Making a Beautiful Impression
Rachel Dein's method of plaster casting captures flowers and foliage in a unique and delicate way. She creates her original casts by making an impression in wet clay and then pouring plaster directly over it. The clay captures the most intricate details, subtly accenting the plaster as it sets. Each clay mould can only be used once, making every piece unique. Casts are then finished and refined by hand; some finished tiles are also hand painted.
For editions, casts are made by producing a silicon mould of an an original tile and then multiples are created from it. Although taken from the same cast, the tiles have individual treatments and subtle variations that make each one different.

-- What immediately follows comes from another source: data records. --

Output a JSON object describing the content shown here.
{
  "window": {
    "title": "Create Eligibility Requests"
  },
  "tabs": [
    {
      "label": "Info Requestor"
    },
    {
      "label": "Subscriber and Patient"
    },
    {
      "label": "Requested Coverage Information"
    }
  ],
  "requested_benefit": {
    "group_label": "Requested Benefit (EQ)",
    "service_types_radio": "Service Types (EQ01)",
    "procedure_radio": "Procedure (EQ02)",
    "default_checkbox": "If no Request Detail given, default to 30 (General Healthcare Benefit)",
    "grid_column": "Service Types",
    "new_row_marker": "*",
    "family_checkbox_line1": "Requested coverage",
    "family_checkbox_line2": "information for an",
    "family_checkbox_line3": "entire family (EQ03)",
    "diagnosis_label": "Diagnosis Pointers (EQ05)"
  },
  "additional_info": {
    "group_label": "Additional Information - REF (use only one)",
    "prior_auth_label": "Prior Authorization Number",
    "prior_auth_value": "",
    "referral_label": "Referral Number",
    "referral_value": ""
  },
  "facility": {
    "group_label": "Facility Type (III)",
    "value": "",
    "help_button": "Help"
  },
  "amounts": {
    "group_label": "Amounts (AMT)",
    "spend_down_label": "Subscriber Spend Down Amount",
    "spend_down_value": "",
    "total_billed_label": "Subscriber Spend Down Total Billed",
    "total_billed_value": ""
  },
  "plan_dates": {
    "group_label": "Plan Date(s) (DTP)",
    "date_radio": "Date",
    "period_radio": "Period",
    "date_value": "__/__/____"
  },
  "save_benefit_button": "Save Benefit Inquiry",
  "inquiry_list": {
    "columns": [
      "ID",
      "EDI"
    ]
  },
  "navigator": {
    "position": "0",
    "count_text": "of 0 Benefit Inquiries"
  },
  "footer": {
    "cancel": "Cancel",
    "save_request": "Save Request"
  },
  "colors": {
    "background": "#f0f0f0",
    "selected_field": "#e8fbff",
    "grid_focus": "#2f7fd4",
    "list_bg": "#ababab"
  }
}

“About a year ago I had been in to Moyses Stevens, the very elegant long-established flower shop that had recently opened a branch at the bottom of our road. I wanted to buy the same type of flowers that I’d had in my wedding bouquet 10 years earlier.
At the counter I told the manager that I was an artist, and I planned to cast the flowers. She was intrigued, and asked if I could come in once I’d made the tile, to show her senior manager. Once completed, I went back with the tile, and mentioned that I’d love to be able to cast the bouquets for brides. They both said there had been many times when brides-to-be had asked about preserving their wedding bouquet. Since then, largely through word of mouth, I’ve been commissioned to make wedding flower tiles....

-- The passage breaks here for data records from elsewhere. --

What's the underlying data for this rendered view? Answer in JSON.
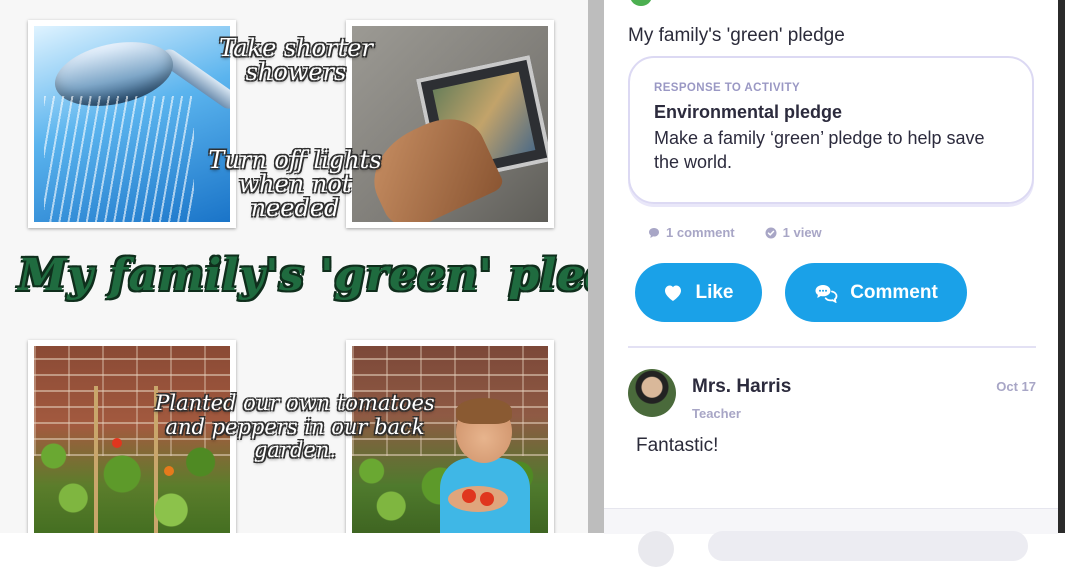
{
  "poster": {
    "caption_showers": "Take shorter showers",
    "caption_lights": "Turn off lights when not needed",
    "title": "My family's 'green' pledge",
    "caption_garden": "Planted our own tomatoes and peppers in our back garden."
  },
  "post": {
    "caption": "My family's 'green' pledge",
    "activity": {
      "label": "RESPONSE TO ACTIVITY",
      "title": "Environmental pledge",
      "description": "Make a family ‘green’ pledge to help save the world."
    },
    "stats": {
      "comments": "1 comment",
      "views": "1 view"
    },
    "actions": {
      "like_label": "Like",
      "comment_label": "Comment"
    },
    "colors": {
      "accent": "#1aa1e8",
      "muted": "#a8a6c6",
      "card_border": "#dcd9f3"
    }
  },
  "comment": {
    "author": "Mrs. Harris",
    "role": "Teacher",
    "date": "Oct 17",
    "text": "Fantastic!"
  }
}
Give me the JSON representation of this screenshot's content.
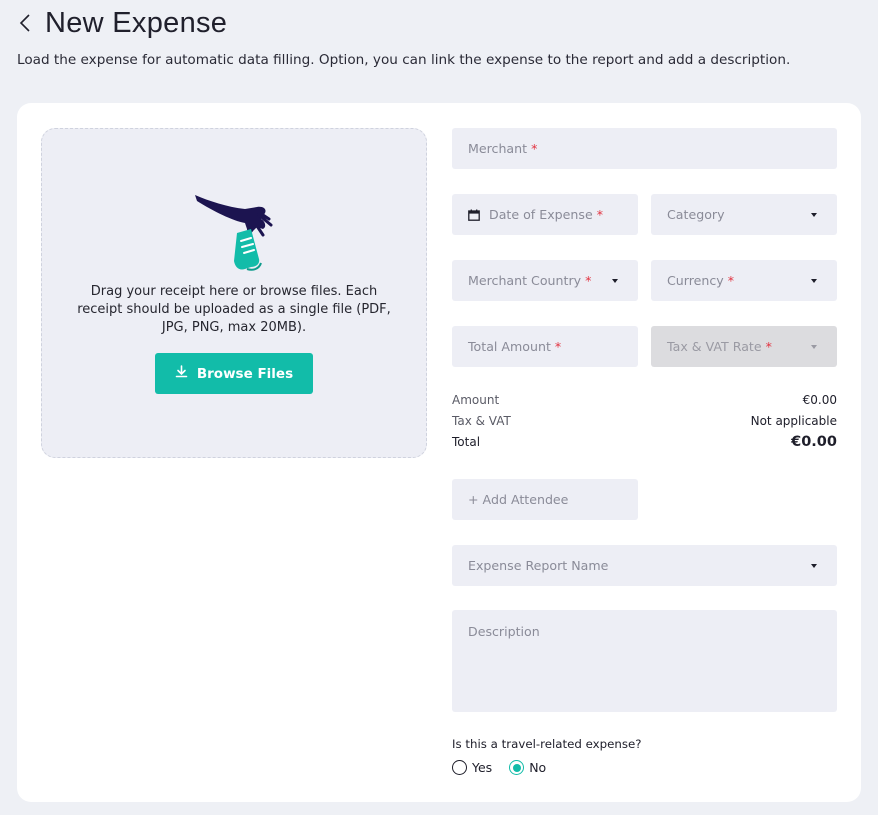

I enjoy the magic of plaster casting to create fossils from everyday life — whether it’s a shell found on holiday, your grandmother’s treasured lace, a Christening gown, or the flowers from your wedding” —Rachel Dein

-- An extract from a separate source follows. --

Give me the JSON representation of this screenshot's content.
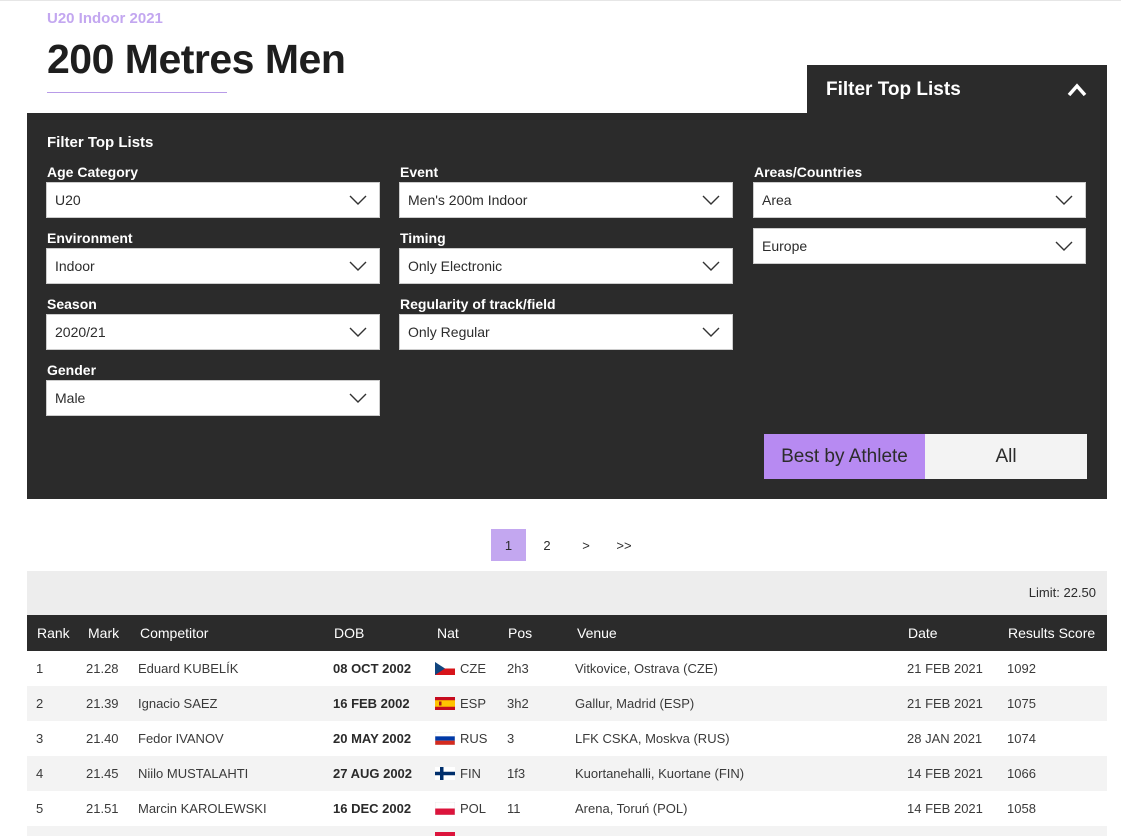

Rachel Dein's work will be exhibiting at Chelsea Flower Show in London, May 20th-24th, 2014